RISHI Sunak has warned that the UK economy will “get worse before it gets better” given the latest Covid-19 lockdown as he came under fire over post-Brexit trading rules which had brought the export of fish and seafood to a “grinding halt”.

In a Commons update on the economy, the Chancellor cautioned the “road ahead will be tough” for the UK in its recovery from the pandemic, telling Conservative colleagues he would “bear in mind” their calls to extend business rate relief and provide further support for the hospitality sector at the Budget in March.

The told MPs: “Even with the significant economic support we’ve provided, over 800,000 people have lost their job since February.

“And while the new national restrictions are necessary to control the spread of the virus, they will have a further significant economic impact.
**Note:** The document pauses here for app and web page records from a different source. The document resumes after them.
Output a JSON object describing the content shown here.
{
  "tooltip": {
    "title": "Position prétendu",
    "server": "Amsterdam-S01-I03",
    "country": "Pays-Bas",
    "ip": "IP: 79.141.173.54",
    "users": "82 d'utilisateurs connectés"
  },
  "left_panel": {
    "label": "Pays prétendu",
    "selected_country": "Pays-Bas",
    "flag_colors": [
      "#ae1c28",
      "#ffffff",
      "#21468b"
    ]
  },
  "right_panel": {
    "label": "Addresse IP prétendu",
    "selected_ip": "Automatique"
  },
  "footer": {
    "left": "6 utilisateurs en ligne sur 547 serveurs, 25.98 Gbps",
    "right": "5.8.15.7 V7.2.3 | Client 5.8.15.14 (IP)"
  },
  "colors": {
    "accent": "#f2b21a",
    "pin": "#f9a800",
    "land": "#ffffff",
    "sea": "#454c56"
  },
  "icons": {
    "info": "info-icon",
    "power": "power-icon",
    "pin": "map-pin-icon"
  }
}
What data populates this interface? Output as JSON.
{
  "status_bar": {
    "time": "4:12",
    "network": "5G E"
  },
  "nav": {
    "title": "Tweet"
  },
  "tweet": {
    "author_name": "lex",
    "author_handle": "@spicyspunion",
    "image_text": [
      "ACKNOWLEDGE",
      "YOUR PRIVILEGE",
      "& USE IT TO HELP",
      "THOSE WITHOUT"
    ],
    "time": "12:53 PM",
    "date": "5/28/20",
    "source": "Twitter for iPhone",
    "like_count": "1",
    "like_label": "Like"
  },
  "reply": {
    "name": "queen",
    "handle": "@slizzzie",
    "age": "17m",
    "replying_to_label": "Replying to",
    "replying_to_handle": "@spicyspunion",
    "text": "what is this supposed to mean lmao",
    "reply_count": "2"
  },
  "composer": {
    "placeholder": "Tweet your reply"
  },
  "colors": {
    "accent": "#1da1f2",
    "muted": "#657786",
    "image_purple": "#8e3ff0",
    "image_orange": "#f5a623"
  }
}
We should expect the economy to get worse before it gets better.”

Mr Sunak defended the Government’s “comprehensive economic plan”, noting the fiscal stimulus amounted to more than £280 billion.

Anneliese Dodds, his Labour Shadow, said the Chancellor “was nowhere to be seen” when Boris Johnson announced the latest lockdown and that in his economic update he appeared to be “out of ideas, urging us to look towards the sunny uplands but providing nothing new”.

Alison Thewliss for the SNP denounced the “shambolic” Conservative Government and upbraided Mr Sunak for not honouring the Treasury commitment to give the Scottish Government an extra £375 million as a Barnett consequential to last week’s multi-billion pound aid package for business across the UK.

The Glasgow MP asked why were “Scotland’s businesses not entitled to the many thousands of pounds English businesses will receive”.

But the Chancellor hit back, pointing out that the UK Government had “front-loaded” funding for Scotland at the request of Edinburgh in a so-called £8.6 billion Barnett Guarantee to help it plan its strategy to fight the coronavirus.

“The point about doing that is to provide upfront certainty but it is also right to keep a tally on the various announcements as they are made about the additional sums they do trigger for Barnett against that guarantee and over time that guarantee will be adjusted.”

Downing St has pointed out that on Christmas Eve the Treasury handed over £400m to the Scottish Government as more front-loaded funding.

Mr Sunak questioned whether or not Edinburgh was promising a similar grant of up to £9,000 for individual businesses. The Scottish Government was asked for a response on this point.

Meanwhile, Alistair Carmichael, the MP for Orkney and Shetland, took the Chancellor to task over his assertion that the UK-EU trade deal meant businesses could do things differently and better, saying they would have been “heard with total incredulity by anyone whose business involves the export of seafood”.

The Liberal Democrat MP denounced the new procedures for export as a “bureaucratic mess” that had brought export trade to a “grinding halt”.

The former Scottish Secretary explained: “One local fish trader told me this morning that a single consignment now has to go with no fewer than 17 different attachments and another told me on Friday that he had lost £50,000 on a single consignment that he had been unable to export.”

Mr Sunak responded by insisting the deal provided UK firms with tariff-free access to European markets and pointed out how “over time” the Government was looking to “streamline and improve all our processes,” having invested a huge amount of resource in IT systems and support for businesses which needed help filling out “various customs forms and meet[ing] new procedures”.